Cartoons playing on a big screen while a symphony orchestra provides live music to match every slip and slide – it’s a fantastic concept and one that is celebrating its twentieth anniversary this year. For those who watched Warner Brother cartoons as kids, Bugs Bunny at the Symphony was not only a trip down memory lane but also an education in the fascinating history behind these cartoons and the memorable melodies that accompanied them, often in place of dialogue.
The night opened with a rousing performance by the West Australian Symphony Orchestra during which I heard a child ask when the movie was starting. They didn’t have to wait long – Bugs Bunny soon made his appearance on screen, dressed in a conductor’s tails and waving a conductor’s wand. Before the screen turned on, members of the orchestra put on headphones and we later learned they were listening to clicking sounds that ensured they were perfectly in time with every movement in the cartoon. The familiar opening sounds of the Looney Tune had everyone smiling at how great it was to hear this nostalgic snippet performed live and as Bugs Bunny conducted WASO, it was amazing to see how perfectly in sync they were.
Throughout the night, we were treated to a series of cartoons and medleys, some with the orchestra, some without.
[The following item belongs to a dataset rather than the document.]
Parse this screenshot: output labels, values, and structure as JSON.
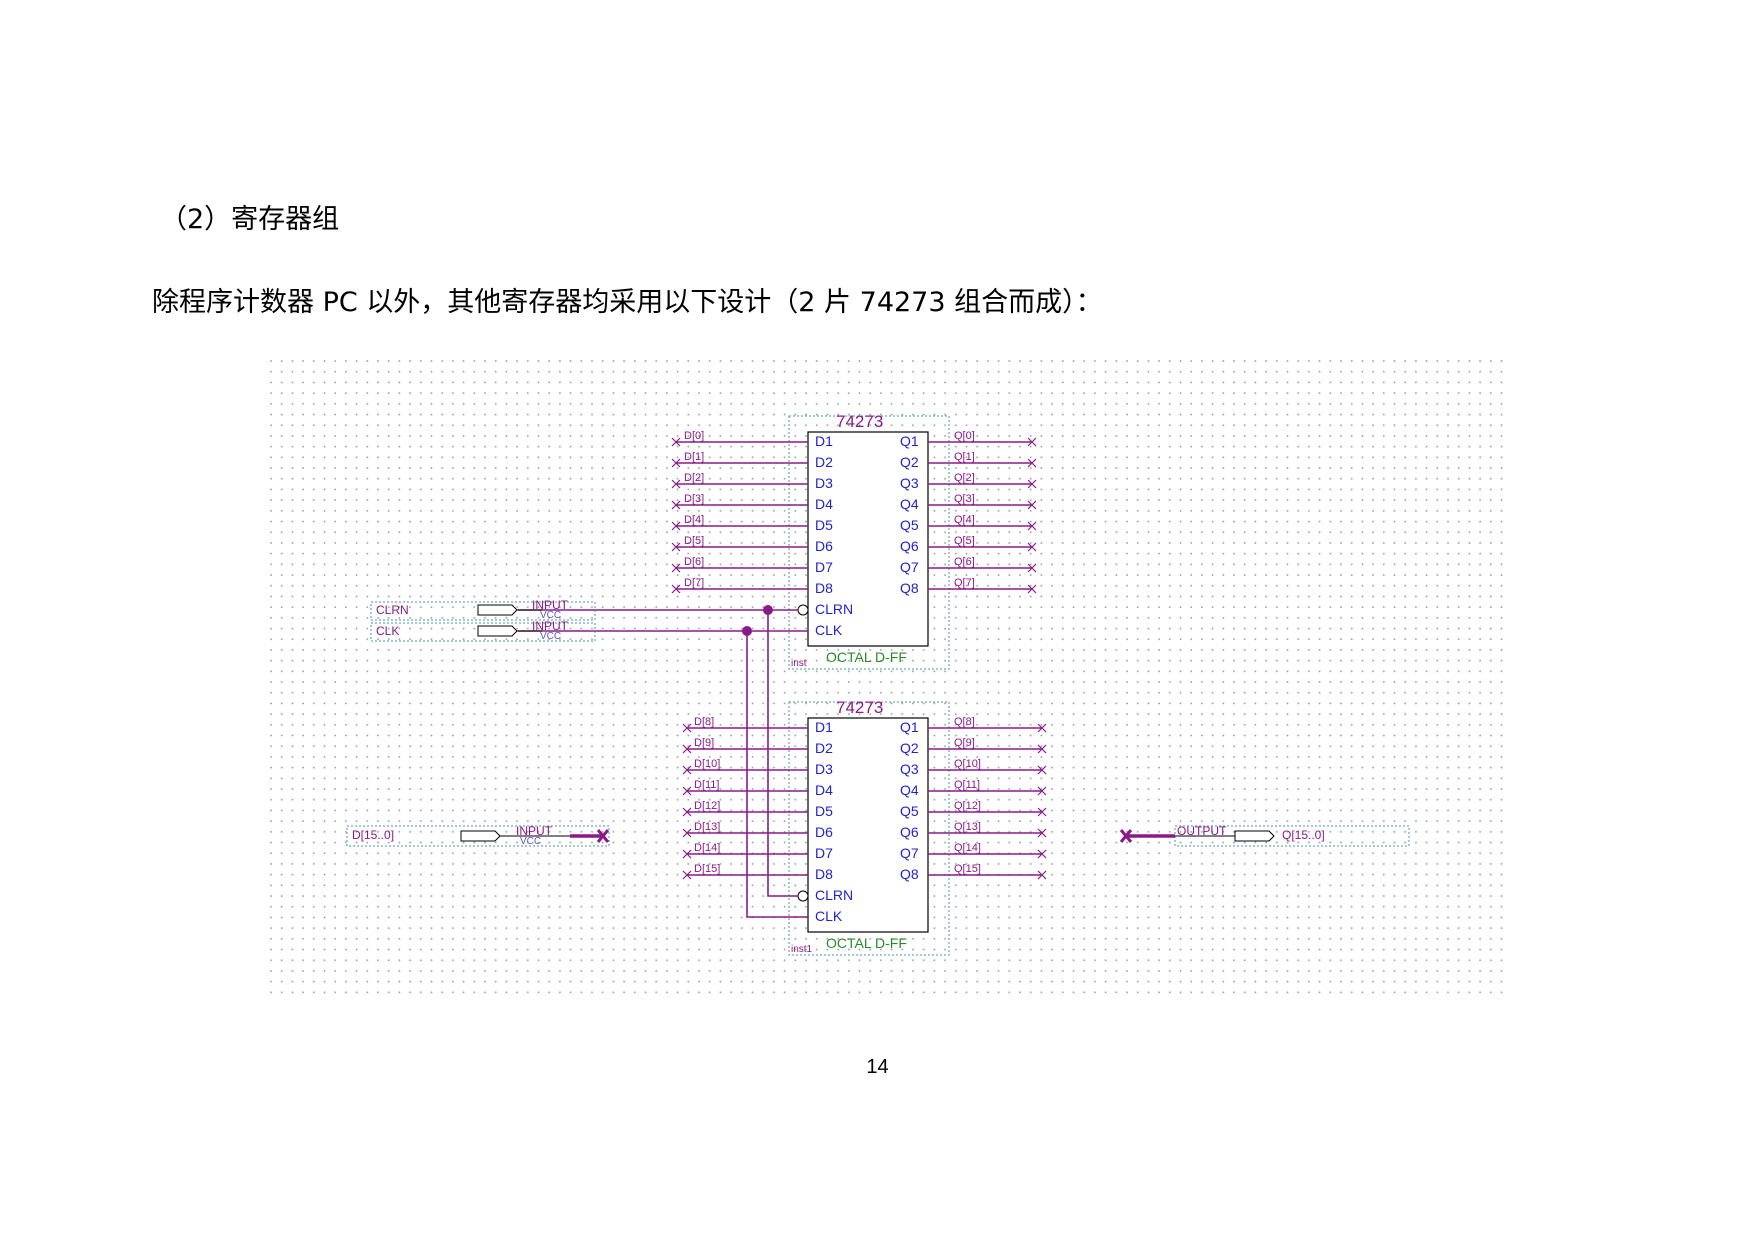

All the old favourites – Bugs Bunny, Porkie Pig, Elmer Fudd, Daffy Duck and Tweety Pie - made appearances along with some more modern ones such as the Flintstones and Scooby Doo.
The conductor and compere, George Daugherty, relished his role as educator and maintained that cartoons were as much for adults as children as they often containing content and innuendo that would go straight over a child’s head. I hadn’t realised how much cartoons relied on symphonic music to assist the dialogue and create atmosphere. Many of the cartoons were based around iconic classical pieces such as Wagner’s Flight of the Valkyries appropriated by Elmer Fudd as Kill the Wabbit, Bugs Bunny playing Lizt on piano and Strauss’s The Blue Danube as the backdrop for a sweet cartoon about an ugly duckling being accepted as a swan. The cartoon of Road Runner and the Wiley Coyote was free of dialogue, with music setting the tone for the story – as well as the occasional “beep beep”.
Coming from the US and having been performed at hundreds of international shows over the last two decades, Bugs Bunny at the Symphony contained well chosen cartoons and was highly entertaining. I would have liked to have seen the symphony providing all the backing music for the cartoons but it was still a fantastic show and well worth going to see – with or without a child in tow.
Warner Bros. Studios Present
BUGS BUNNY AT THE SYMPHONY
West Australian Symphony Orchestra
Conductor George Daugherty
Venue: Burswood Theatre
Dates/Times: 8pm, Friday 28 May; 2pm, Saturday 29 May; 6.30pm, Saturday 29 May
Tickets: $89.90 - $34.90
Bookings: Ticketek on 13 28 49